After all, Bristol is the track at the very top of his list of places to win. While other drivers may put more emphasis on a pair of bigger tracks, nothing gets Bayne excited like coming to the “World’s Fastest Half-Mile,” less than two hours where he grew up.
“When you walk into Bristol, it’s a different feeling,” he said. “A lot of people grew up watching races at Indy or Daytona. Bristol was that place for me. It’s where I sat in the grandstands at four or five years old and thought, ‘I want to do this one day.’ To be out here at Bristol making laps in the top levels of NASCAR, it’s something special for me.”
He appeared Wednesday at the Food City Family Race Night in Knoxville and was motivated by seeing so many of his old friends and fans.
The desire to win is there and Bayne feels a lot more confident after the Nationwide Series has spent the last two weeks on road courses. He’s even a former pole winner at Bristol, but the high-banked oval has also been a source of frustration.

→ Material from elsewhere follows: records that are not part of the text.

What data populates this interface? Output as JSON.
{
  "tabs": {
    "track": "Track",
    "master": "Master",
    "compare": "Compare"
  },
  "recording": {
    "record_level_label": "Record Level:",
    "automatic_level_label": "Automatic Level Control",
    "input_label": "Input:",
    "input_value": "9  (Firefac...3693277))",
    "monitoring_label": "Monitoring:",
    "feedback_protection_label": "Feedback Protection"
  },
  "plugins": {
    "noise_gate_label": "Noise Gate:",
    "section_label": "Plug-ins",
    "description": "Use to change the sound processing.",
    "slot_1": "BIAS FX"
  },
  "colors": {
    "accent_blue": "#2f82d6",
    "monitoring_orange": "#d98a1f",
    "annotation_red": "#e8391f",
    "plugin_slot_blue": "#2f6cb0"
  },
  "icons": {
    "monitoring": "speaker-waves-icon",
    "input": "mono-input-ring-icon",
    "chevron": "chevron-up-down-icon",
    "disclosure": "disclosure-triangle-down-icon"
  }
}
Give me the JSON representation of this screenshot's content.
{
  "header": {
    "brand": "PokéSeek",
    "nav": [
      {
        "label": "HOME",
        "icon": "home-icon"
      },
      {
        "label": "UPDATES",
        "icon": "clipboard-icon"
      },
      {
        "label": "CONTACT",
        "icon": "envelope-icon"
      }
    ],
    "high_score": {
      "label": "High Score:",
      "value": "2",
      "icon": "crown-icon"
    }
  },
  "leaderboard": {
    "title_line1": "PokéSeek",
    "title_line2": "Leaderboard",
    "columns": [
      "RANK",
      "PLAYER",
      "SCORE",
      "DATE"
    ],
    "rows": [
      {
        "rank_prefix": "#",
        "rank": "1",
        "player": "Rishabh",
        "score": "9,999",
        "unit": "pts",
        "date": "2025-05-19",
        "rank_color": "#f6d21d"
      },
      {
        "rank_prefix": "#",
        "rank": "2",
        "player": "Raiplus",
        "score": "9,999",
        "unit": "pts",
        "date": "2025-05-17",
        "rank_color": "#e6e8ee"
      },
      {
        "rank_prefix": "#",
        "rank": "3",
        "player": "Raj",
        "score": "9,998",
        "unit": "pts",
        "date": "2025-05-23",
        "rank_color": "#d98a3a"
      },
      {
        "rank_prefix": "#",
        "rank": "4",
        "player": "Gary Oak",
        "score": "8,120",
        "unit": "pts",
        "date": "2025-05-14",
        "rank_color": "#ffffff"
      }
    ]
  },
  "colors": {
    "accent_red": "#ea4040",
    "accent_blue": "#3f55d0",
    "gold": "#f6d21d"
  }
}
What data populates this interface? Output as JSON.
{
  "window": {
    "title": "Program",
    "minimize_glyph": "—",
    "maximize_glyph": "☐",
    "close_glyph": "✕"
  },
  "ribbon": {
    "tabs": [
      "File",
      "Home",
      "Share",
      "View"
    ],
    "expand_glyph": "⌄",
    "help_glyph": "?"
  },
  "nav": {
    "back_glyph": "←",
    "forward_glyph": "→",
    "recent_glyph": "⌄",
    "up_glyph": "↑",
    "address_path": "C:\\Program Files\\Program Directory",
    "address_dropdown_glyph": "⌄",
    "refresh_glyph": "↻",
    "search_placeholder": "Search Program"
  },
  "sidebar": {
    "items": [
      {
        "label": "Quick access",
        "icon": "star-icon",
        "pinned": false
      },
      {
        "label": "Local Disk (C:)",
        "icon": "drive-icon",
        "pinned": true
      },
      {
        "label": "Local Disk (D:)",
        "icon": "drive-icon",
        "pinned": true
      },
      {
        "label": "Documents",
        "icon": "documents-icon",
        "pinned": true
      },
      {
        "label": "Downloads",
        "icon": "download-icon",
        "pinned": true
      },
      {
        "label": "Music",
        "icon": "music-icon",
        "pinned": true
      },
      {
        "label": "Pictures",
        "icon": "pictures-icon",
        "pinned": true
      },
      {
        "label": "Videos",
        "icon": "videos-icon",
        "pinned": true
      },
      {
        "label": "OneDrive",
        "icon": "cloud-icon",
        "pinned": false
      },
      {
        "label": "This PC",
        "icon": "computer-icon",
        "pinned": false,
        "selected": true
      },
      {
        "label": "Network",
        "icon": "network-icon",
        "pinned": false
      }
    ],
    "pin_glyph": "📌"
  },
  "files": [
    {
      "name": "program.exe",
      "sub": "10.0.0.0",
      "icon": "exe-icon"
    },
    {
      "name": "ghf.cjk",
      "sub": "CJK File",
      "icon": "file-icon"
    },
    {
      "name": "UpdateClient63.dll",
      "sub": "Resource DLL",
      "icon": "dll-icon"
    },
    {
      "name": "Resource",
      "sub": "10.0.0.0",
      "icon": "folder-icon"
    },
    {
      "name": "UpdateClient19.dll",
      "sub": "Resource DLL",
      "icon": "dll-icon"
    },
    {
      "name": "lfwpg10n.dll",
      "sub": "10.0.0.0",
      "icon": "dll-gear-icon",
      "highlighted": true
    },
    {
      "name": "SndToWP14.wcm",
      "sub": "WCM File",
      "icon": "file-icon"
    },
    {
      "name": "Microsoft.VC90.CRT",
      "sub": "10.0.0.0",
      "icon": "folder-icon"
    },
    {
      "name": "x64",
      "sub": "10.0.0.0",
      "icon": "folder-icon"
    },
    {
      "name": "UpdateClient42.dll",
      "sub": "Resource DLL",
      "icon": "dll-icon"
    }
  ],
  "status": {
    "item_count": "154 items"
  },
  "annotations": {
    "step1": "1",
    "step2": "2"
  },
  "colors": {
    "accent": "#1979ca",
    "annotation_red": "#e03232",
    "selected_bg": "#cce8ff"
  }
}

While Bayne has three top-10 finishes in the past five Bristol races, he hasn’t been close enough to the front to be competing for wins.
“Being it’s a short track, that’s kind of my style of racing even though it’s unique with all the banking,” he said. “I’m still trying to learn this place and figure out what it takes to get to victory lane.”
In two of the three most recent oval races, Bayne finished second at Chicago and third at Iowa. The biggest challenge hasn’t been the races where the car stays near the front, but when he’s racing in the pack from around the seventh to 15th positions.
“When you have a good car, those are the easier days,” he said. “You get out front and work on your race car to make it better. When you’re racing around 10th place, that’s where a lot of guys are battling.
He’s also announced a full-time move to the Sprint Cup Series next season. Still a young driver at age 23, he’s no longer a rookie at the Cup level. He has 55 career starts over the past four years in limited action for the Wood Brothers team.
While the Daytona 500 win is their only top-five finish, they have managed a couple of top 10s since then. This season has been a struggle with an average finish of 30th place, but there is hope for the future with Bayne going to the Roush program where he will be teammates with Greg Biffle and Ricky Stenhouse Jr.
Bayne, a two-time winner on the Nationwide Series, is also working with the recently retired Mark Martin, who has signed on as a consultant with Roush.
Martin brings the experience of a 40-time Sprint Cup Series winner and a five-time champion of the International Race of Champions series. Bayne explained that Martin has been sitting in on meetings for a couple of months now.
“Mark gives his opinions whether it’s from the driver’s standpoint or his experience with race cars,” he said. “I feel he’s going to be a huge help going into my first full-time Sprint Cup season. He’s somebody I will definitely lean on. Having somebody like Mark around with the experience and wisdom, that’s something you can’t trade for anything else.”comments powered by Disqus